A senior technology leader recently lamented, “I am tired of routine meetings and pointless discussions. In many cases, I realised I was adding no significant value to most of these FYIs. I seem to have no time left for doing strategic work.”
Leaders today are bombarded with endless invitations to meetings and conference calls. On most occasions, they attend these to find themselves simply being informed of ‘business as usual’ developments or managing team/peer conflicts. Only on a few such huddles do they end up making important and critical decisions worth their time.
On the other hand, the teams that invite senior leaders to these mundane meetings often convey ‘updates’ which end up sounding like ‘what did we keep ourselves busy with over the last week/month/quarter!”
In a majority of such events, the leader’s precious time is wasted, the teams feel happy they have informed their boss and, historical reviews and post-mortems are periodically conducted with little focus on future strategy or action planning.
Empirical evidence shows that most leaders and executives are plagued with more FYI (information) than FYA (action) regularly.
To devote more time for matters of strategic importance, leaders must –
– Tabulate how much of their time is spent on FYI vs FYA. These could relate to scheduled meetings/calls, unscheduled walk-ins or even emails.
– Continuously review the FYI list and dissuade teams from giving/sending them irrelevant or inconsequential updates
– Examine the FYA list and explore delegating these, as far as possible
– Distinguish the I vs A in the occasional FYI/A situations.
Keeping a close watch on their FYI vs FYA will enable leaders to –
– focus on strategic initiatives
– take meaningful and crucial decisions more effectively

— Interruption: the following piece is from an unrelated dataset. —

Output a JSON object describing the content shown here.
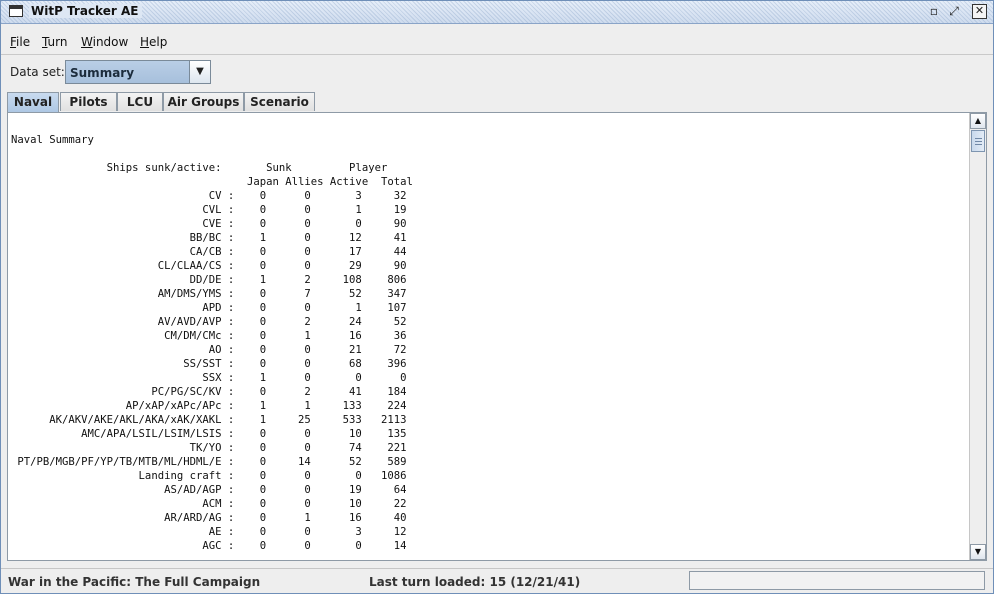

– empower their teams to take on more challenging responsibilities and,
– truly contribute on matters of their best interests.